Soon after Joseph D'Agostino got his band underway, Cymbals Eat Guitars received Indie Rock's most profitable stamp of approval. Pitchfork assigned the 2009 debut 'Why There Are Mountains' album an 8.3 rating and included it on the site's "Best New Music" list. Early acclaim did come with a price.
O'Brother shimmers with a thirst for the epochal, as their material is dominated by textured murmurs of guitar that expand into all-encompassing, woozy swirls. Cursive's Emo-bred Indie Rock makes for another excellent comparison point. Aaron Wamack's addition to O'Brother drew in weightier influences like Converge, Deftones and Meshuggah. Classical music, film scores and Brian Eno's Ambient music also affected the group. They play Bogart's.
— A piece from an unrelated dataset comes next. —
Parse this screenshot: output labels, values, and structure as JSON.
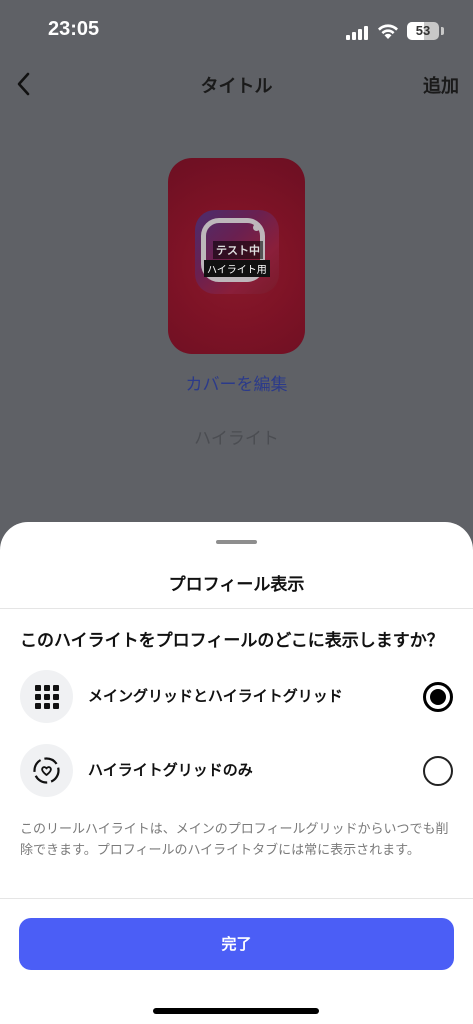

When O'Brother was left without a frontman, the band decided to hold an audition for a new lead vocalist/guitarist. Sadly, the experience wasn't anything resembling 'American Idol': There were no TV cameras, no squealing hordes ready to hear about going to Hollywood, no snarky Brits, no spectacle. "I wish it was like that,' says bassist Anton Dang. "It would probably have been less awkward."
The Ataris' 2007 album 'Welcome the Night' was quite the departure, swapping straightforward Pop Punk for drifting, atmospheric Indie Rock, a decision not wholly received well by fans. "I always want to throw a curve ball," says vocalist/guitarist Kris Roe. "If I wrote 'So Long, Astoria Part 2,' I would have been telling the biggest lie," referencing the band's big-selling 2003 LP. So keep an eye out for more curve balls.
Even though The Ataris have gained new sonic colors after being around for more than a decade, Kris Roe believes that the band still handles itself in the same manner it always has. They play The Mad Hatter with Rosemary Device, A Decade to Die For, Pilot Around the Stars and more.
Matt Caughthran's near-death life experiences tie into The Bronx's MO: seek destruction out, let destruction come to you and channel the havoc into Hard Rock-tinged Hardcore Punk. The band's sound is driven by the thrill that comes with spitting in the face of impending doom.
The Bronx's Hard Rock-tinged Hardcore Punk sound is driven by the thrill that comes with spitting in the face of impending doom. But Mariachi El Bronx, who will also be performing, features the members of The Bronx in mariachi band gear, trading standard-issue Rock & Roll instruments for brass, the guitarrón mexicano and the vihuela. They all play the Southgate House on Sunday.
As recent exiles from Panic! at the Disco, Ryan Ross and Jon Walker espouse a take on recording music that stands opposed to the overcooked Pop-Punk they left behind. In Walker's case, that view involves urging fellow artists to exercise a greater sense of in-studio ad-libbing: "They'd all be enjoying themselves a lot more."
“Bigger is better” is a cliché that VNV Nation must hold close to heart. Composed of Ronan Harris (on vocals and synth) and Mark Jackson (manning percussion), VNV produces industrial-inflected Electronica with a thirst for the grandiose. They play The Mad Hatter.